Author Anna Quindlen reminds us not to rush past the fleeting moments. She said: “The biggest mistake I made [as a parent] is the one that most of us make. … I did not live in the moment enough. This is particularly clear now that the moment is gone, captured only in photographs. There is one picture of [my three children] sitting in the grass on a quilt in the shadow of the swing set on a summer day, ages six, four, and one. And I wish I could remember what we ate, and what we talked about, and how they sounded, and how they looked when they slept that night. I wish I had not been in such a hurry to get on to the next thing: dinner, bath, book, bed. I wish I had treasured the doing a little more and the getting it done a little less” (Loud and Clear, 10–11).
Cherishing the moment came naturally to me as a new mother, but as the days got busier and busier, this is something I have to work at.
On long car journeys the children would play a game called yellow car. It wasn’t a very exciting game but it kept them entertained. They would see how many yellow cars they could find. It was always a race to be the first. It always surprised me how many yellow cars there were around. I have discovered that the happy, precious moments of family life are there far more often than we realize. The more we look for them, the more we see them. The more we see and cherish them, the more we begin to create them, consciously and subconsciously.
To help me cherish the moments I record them in a journal at night or try to capture them in photos and add them on my blog.

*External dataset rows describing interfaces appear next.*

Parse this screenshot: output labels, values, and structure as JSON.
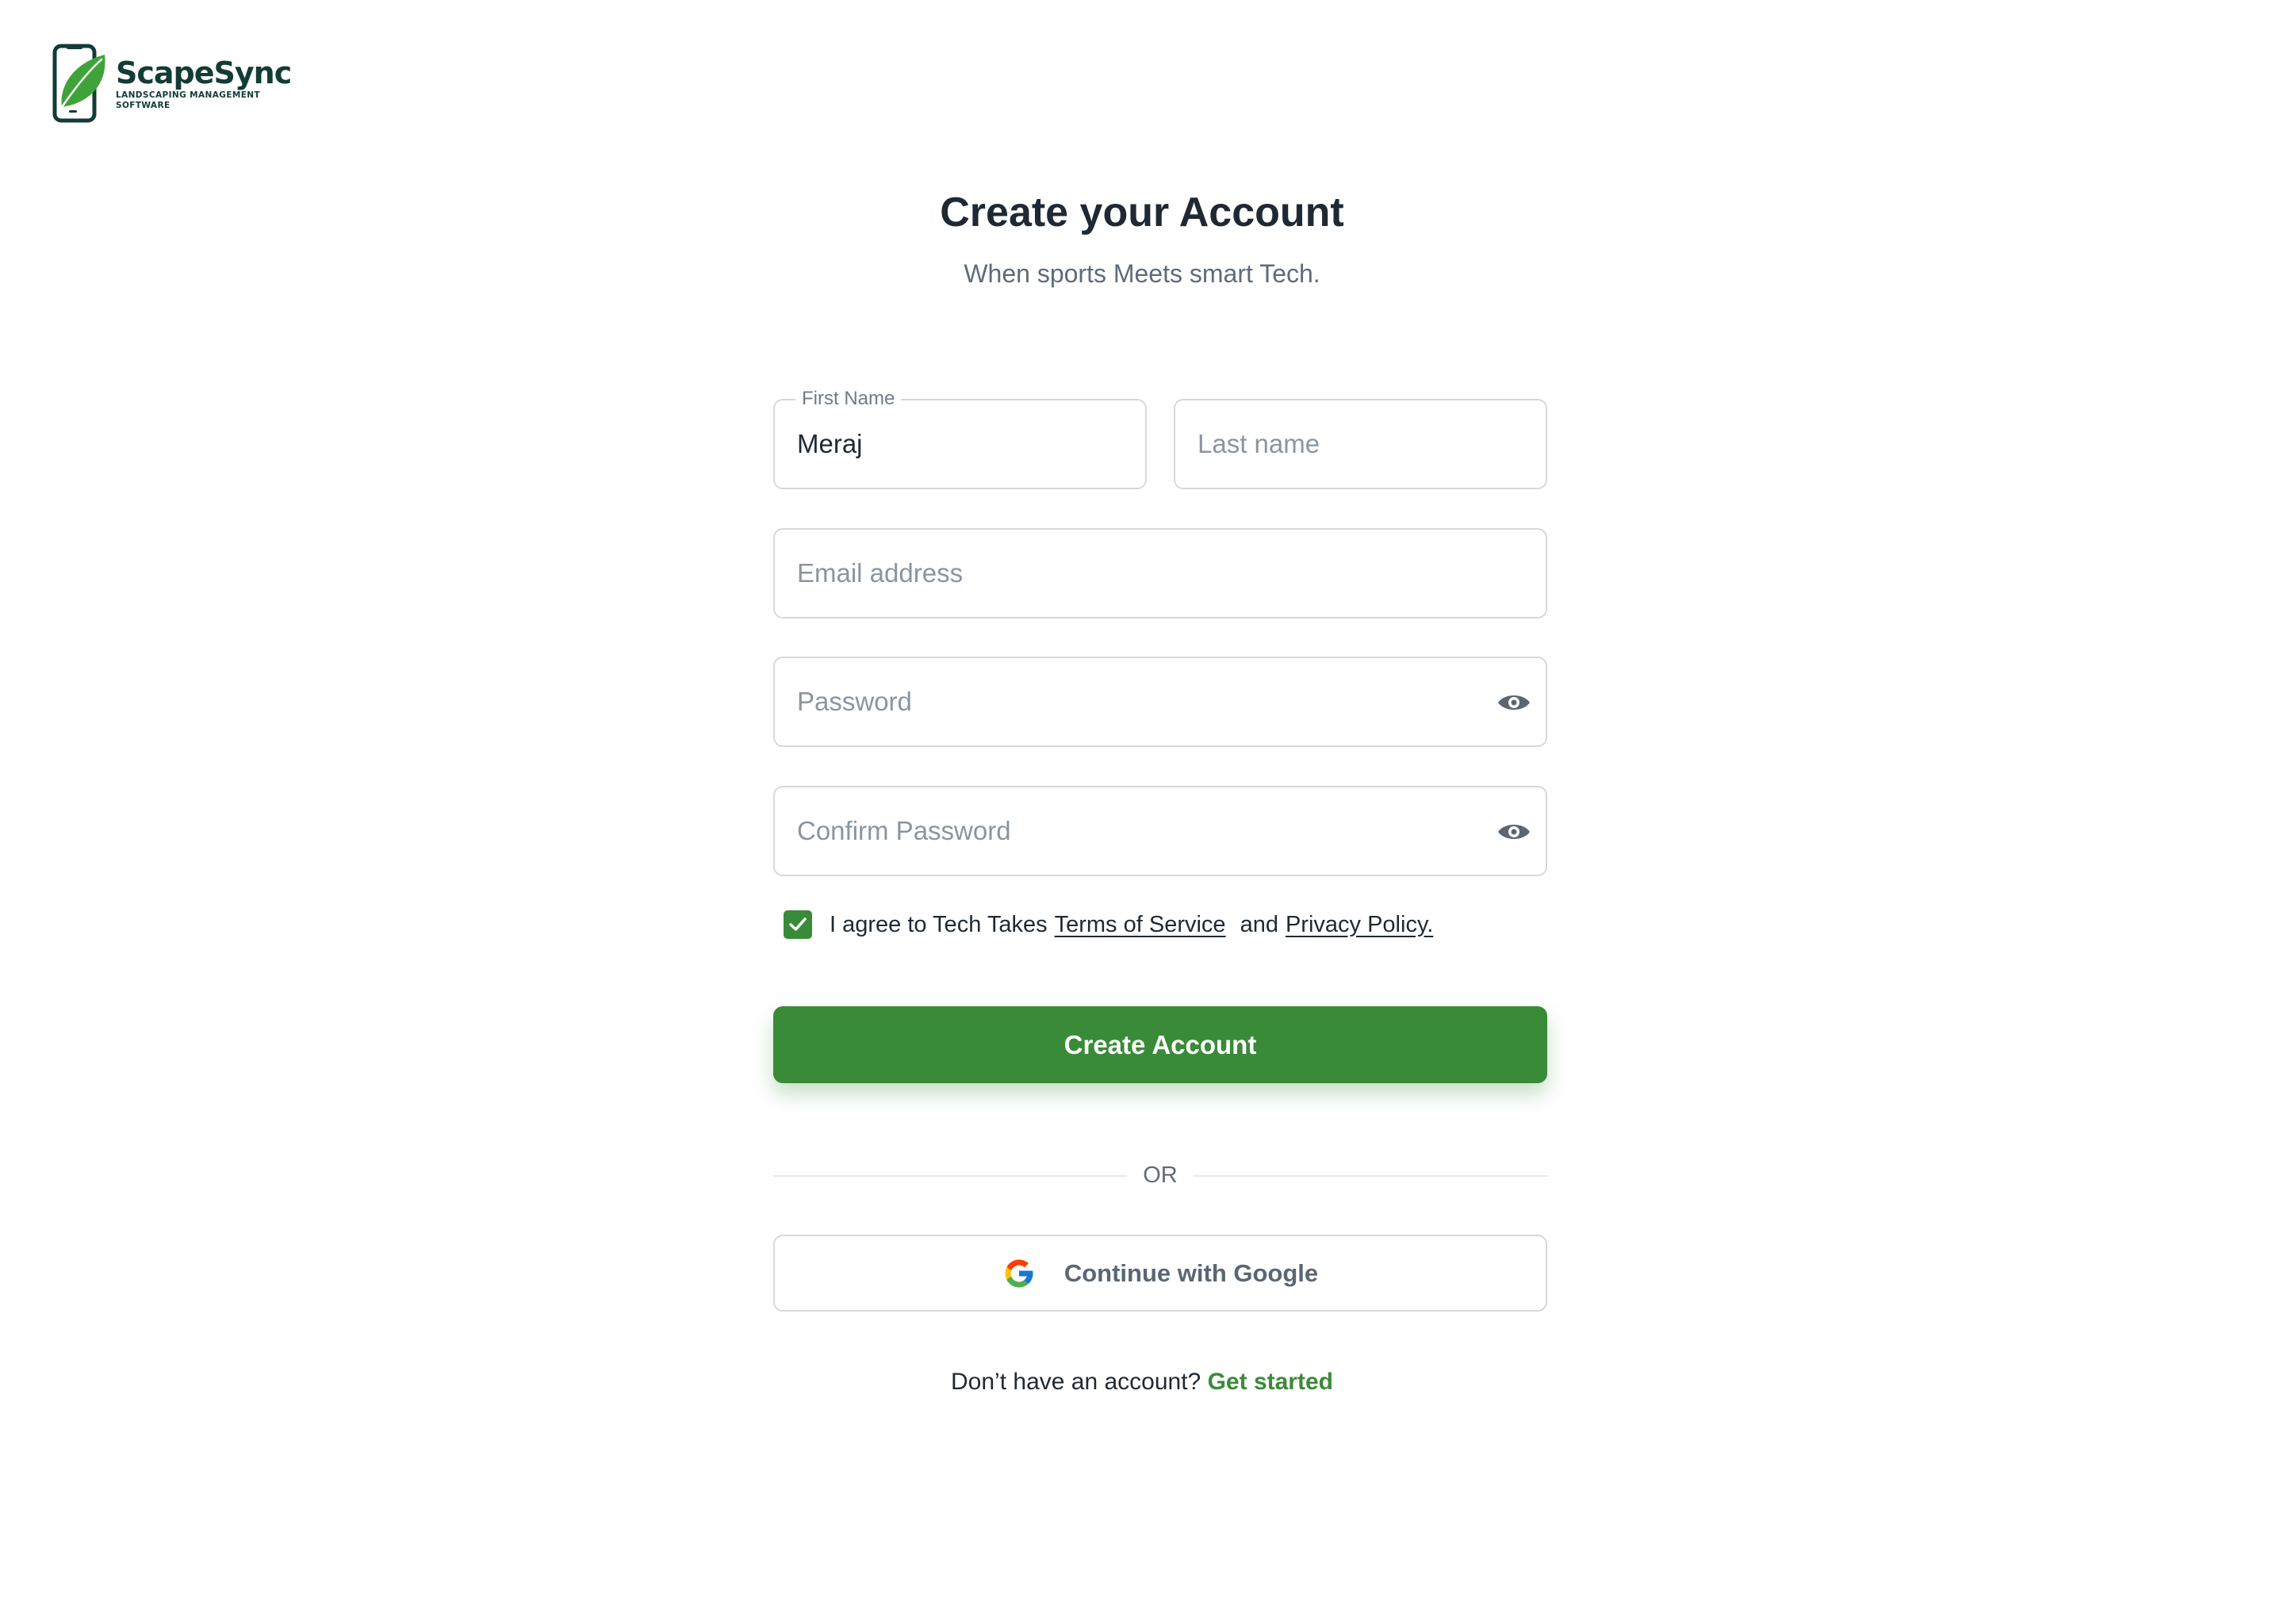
{
  "brand": {
    "name": "ScapeSync",
    "tagline": "LANDSCAPING MANAGEMENT SOFTWARE",
    "logo_icon": "phone-leaf-icon",
    "colors": {
      "primary": "#3a8b38",
      "dark": "#123c35",
      "leaf": "#3fa33a"
    }
  },
  "header": {
    "title": "Create your Account",
    "subtitle": "When sports Meets smart Tech."
  },
  "form": {
    "first_name": {
      "label": "First Name",
      "value": "Meraj"
    },
    "last_name": {
      "placeholder": "Last name",
      "value": ""
    },
    "email": {
      "placeholder": "Email address",
      "value": ""
    },
    "password": {
      "placeholder": "Password",
      "value": "",
      "toggle_icon": "eye-icon"
    },
    "confirm_password": {
      "placeholder": "Confirm Password",
      "value": "",
      "toggle_icon": "eye-icon"
    },
    "terms": {
      "checked": true,
      "prefix": "I agree to Tech Takes",
      "terms_link": "Terms of Service",
      "middle": "and",
      "privacy_link": "Privacy Policy."
    },
    "submit_label": "Create Account"
  },
  "divider": {
    "label": "OR"
  },
  "google": {
    "label": "Continue with Google",
    "icon": "google-icon"
  },
  "footer": {
    "prompt": "Don’t have an account?",
    "link": "Get started"
  }
}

I was recently taught the difference between a ‘human being’ versus a ‘human doing’. When life gets so busy it is easy to become a ‘human doing’ but this is exhausting and we can miss out on some of the most precious moments and relationships if we do not make the effort to be a ‘human being’. There are different things we can do, prayer and meditation are good but even those can feel like something that needs to be done. Try to spend 3 minutes each day doing nothing, just being. Lay down and recognise how incredible it is just to be you. Speak positively to yourself things like, “I am enough!”, “Even if I never did anything, I am enough just because I am me”, “I am loved for being me, not because of what I do”. This can also help change our thinking and keep us positive when challenges come and we doubt ourselves. ‘Being’ is something children are naturally good at but we often forget when life gets busy. They can be our guide especially when we are spending time with them.